### TASK OBJECTIVE:
Your job is to return every line of the listing holding the string "data".

--- RECORDS FOR PROCESSING Enclosed Below ---

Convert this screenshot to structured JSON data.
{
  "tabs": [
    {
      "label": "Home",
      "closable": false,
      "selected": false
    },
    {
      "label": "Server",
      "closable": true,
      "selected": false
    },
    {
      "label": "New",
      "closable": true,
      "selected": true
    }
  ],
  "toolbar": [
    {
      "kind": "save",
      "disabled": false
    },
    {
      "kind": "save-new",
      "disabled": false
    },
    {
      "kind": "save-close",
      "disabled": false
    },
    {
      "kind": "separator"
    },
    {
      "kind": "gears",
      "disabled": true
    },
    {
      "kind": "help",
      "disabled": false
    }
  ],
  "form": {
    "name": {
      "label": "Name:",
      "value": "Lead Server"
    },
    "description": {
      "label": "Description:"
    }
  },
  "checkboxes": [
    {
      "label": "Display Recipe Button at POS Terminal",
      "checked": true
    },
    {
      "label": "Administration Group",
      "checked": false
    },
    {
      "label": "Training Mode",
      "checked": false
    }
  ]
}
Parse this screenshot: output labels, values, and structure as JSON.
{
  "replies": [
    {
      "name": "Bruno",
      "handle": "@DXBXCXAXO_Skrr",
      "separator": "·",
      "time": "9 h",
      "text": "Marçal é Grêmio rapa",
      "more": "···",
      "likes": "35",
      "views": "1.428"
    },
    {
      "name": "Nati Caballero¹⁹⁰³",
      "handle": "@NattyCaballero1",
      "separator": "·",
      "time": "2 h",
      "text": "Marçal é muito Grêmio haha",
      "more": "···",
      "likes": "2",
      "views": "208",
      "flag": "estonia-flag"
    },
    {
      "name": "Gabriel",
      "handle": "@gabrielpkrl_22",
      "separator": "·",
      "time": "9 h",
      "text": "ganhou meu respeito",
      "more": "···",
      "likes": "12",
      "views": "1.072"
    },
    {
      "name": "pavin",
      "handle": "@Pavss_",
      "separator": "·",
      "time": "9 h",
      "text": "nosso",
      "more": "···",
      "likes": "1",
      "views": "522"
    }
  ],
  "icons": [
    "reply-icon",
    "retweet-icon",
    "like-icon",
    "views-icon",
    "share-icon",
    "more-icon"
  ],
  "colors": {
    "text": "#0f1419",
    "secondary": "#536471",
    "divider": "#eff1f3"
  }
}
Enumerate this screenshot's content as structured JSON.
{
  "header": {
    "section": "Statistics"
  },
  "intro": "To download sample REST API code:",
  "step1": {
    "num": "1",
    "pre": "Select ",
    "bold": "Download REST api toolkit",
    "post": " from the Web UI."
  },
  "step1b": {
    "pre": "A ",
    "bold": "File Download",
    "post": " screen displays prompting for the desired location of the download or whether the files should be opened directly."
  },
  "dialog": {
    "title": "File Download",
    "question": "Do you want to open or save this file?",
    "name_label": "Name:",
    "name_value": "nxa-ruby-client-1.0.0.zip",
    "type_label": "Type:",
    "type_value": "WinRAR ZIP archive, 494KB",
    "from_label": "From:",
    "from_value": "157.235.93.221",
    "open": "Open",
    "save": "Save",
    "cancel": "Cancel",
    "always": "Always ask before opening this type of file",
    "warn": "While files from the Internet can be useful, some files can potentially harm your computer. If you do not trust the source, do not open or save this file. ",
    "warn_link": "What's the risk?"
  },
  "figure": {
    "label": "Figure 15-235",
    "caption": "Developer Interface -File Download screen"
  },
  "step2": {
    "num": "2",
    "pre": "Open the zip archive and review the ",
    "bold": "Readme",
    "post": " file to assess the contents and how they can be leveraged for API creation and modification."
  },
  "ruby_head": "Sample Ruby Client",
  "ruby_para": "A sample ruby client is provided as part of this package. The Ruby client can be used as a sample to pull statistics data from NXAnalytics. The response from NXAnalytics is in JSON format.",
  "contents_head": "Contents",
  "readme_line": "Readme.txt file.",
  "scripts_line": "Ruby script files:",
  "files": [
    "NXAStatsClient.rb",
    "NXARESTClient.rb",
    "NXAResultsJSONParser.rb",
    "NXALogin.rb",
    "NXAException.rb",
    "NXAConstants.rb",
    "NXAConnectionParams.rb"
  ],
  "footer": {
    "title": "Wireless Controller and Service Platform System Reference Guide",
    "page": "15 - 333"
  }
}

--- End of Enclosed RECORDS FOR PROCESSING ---

### SOLVED PROBLEM:
Convert this screenshot to structured JSON data.
  "ruby_para": "A sample ruby client is provided as part of this package. The Ruby client can be used as a sample to pull statistics data from NXAnalytics. The response from NXAnalytics is in JSON format.",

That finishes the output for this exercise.